In a release Tuesday, the Insurance Bureau of Canada (IBC) explains the policy will provide the basic liability coverage required by law and allow customers to choose options beyond this minimum. The proposal has been sent to Premier Bernard Lord for his review in an attempt to avoid the potential for public insurance being introduced in the province and to quell public discontent.
“Private insurance companies have been in New Brunswick since before Confederation and we want to remain here providing competition and choice to our customers,” says IBC president and CEO Stan Griffin. “We have listened to the government and to the people and we realize that we must move quickly to provide real solutions that will drive auto insurance rates down and ensure the long-term viability of our industry in this province.”

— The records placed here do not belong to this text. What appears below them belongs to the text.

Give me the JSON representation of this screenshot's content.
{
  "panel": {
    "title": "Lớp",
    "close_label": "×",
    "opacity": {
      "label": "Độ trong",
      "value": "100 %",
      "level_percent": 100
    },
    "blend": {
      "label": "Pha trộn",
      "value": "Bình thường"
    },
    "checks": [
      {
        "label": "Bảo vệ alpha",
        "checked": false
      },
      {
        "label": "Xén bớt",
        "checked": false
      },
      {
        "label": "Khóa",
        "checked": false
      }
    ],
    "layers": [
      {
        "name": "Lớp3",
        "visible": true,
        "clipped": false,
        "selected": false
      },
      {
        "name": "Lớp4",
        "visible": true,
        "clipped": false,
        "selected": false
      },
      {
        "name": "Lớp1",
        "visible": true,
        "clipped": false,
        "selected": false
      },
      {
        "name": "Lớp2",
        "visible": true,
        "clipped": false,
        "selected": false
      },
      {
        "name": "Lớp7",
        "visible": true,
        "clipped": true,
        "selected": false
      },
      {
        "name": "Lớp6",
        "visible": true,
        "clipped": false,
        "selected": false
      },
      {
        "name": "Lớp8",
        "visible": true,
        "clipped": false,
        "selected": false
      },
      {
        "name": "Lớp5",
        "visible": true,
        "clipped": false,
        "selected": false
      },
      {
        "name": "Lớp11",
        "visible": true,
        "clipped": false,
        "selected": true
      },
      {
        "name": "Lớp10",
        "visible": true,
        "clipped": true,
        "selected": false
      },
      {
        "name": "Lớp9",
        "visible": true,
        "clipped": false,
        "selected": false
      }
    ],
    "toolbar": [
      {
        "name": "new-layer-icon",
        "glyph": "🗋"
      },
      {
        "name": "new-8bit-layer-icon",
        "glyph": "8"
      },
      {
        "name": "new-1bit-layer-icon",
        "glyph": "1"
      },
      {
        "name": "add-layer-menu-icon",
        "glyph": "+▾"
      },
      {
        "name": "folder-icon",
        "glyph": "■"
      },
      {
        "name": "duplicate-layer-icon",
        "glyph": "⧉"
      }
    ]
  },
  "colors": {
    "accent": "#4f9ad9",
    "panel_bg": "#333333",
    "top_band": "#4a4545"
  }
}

The five-part plan also includes provisions to remove drivers from the high-risk, high-premium Facility Association (FA). Currently, about 4.4% of insured drivers are in the FA, and the IBC plans to remove 7,200 policyholders by August of this year, reducing the FA’s marketshare to 2.5%. FA policies will be reviewed to determine which insureds belong in the voluntary market, and a toll-free number is being set up to help drivers make the transition. 1-877-U-ASK-IBC will also help drivers in the voluntary market to shop around for potentially lower rates.
As well, the IBC plans two consumer awareness campaigns one aimed at informing New Brunswickers about the new auto system in New Brunswick and another to promote the proper adjustment of vehicle headrests as a means to reducing whiplash-related injuries.
New Brunswick had introduced reforms last summer to reduce auto insurance rates, including a cap on awards for pain and suffering as a result of accidents. The package also included mandatory rate reductions and a rate freeze. However, Premier Lord also established a committee, headed by NDP MPP Elizabeth Weir, to look into the possibility of public insurance in the province.
“We believed the reforms recently introduced by government would help to solve the problem,” says Griffin, “but it’s become painfully clear that we need to accelerate the process.”
Among the changes under the proposed “no frills” plan is a reduction in income replacement benefits, with the option to buy extended access beyond the primary two-years of coverage for catastrophic losses. Death benefits are also reduced, with the option to purchase higher limits, even above the current limits. Even with the “optional” coverage added in, the IBC estimates an average policy cost of $850 annually, with an average cost of $750 for the “no frills” policy. This is compared to IBC estimates of an annual average rate of $900-$1,000 under the current system.